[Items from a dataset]

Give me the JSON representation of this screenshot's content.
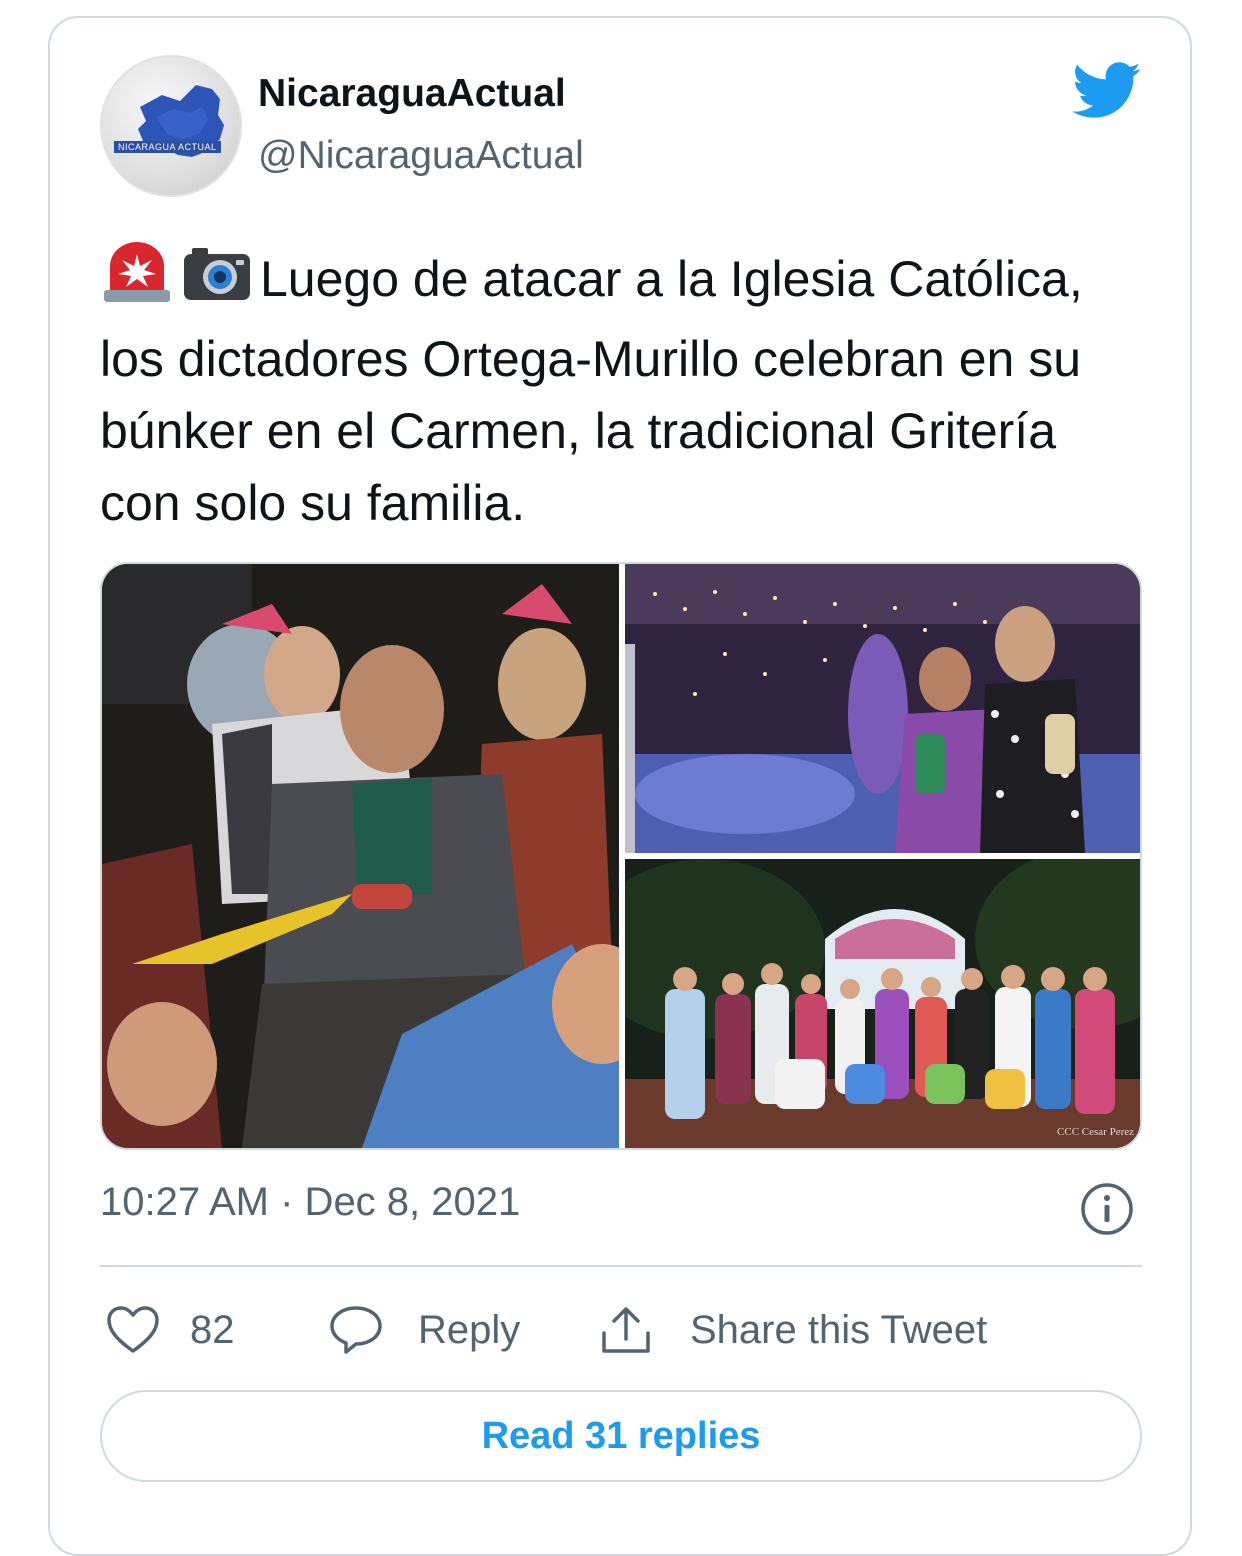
{
  "tweet": {
    "author_name": "NicaraguaActual",
    "author_handle": "@NicaraguaActual",
    "avatar_logo_text": "NICARAGUA ACTUAL",
    "text": "Luego de atacar a la Iglesia Católica, los dictadores Ortega-Murillo celebran en su búnker en el Carmen, la tradicional Gritería con solo su familia.",
    "emojis": [
      "rotating-light-emoji",
      "camera-emoji"
    ],
    "timestamp": "10:27 AM · Dec 8, 2021",
    "photo_credit": "CCC Cesar Perez",
    "photo_count": 3
  },
  "actions": {
    "like_count": "82",
    "reply_label": "Reply",
    "share_label": "Share this Tweet"
  },
  "footer": {
    "read_replies_label": "Read 31 replies"
  },
  "colors": {
    "accent": "#1d9bf0",
    "text_primary": "#0f1419",
    "text_secondary": "#536471",
    "border": "#cfd9de"
  }
}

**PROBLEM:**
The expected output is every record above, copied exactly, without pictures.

**REPLY:**
Give me the JSON representation of this screenshot's content.
{
  "tweet": {
    "author_name": "NicaraguaActual",
    "author_handle": "@NicaraguaActual",
    "avatar_logo_text": "NICARAGUA ACTUAL",
    "text": "Luego de atacar a la Iglesia Católica, los dictadores Ortega-Murillo celebran en su búnker en el Carmen, la tradicional Gritería con solo su familia.",
    "emojis": [
      "rotating-light-emoji",
      "camera-emoji"
    ],
    "timestamp": "10:27 AM · Dec 8, 2021",
    "photo_credit": "CCC Cesar Perez",
    "photo_count": 3
  },
  "actions": {
    "like_count": "82",
    "reply_label": "Reply",
    "share_label": "Share this Tweet"
  },
  "footer": {
    "read_replies_label": "Read 31 replies"
  },
  "colors": {
    "accent": "#1d9bf0",
    "text_primary": "#0f1419",
    "text_secondary": "#536471",
    "border": "#cfd9de"
  }
}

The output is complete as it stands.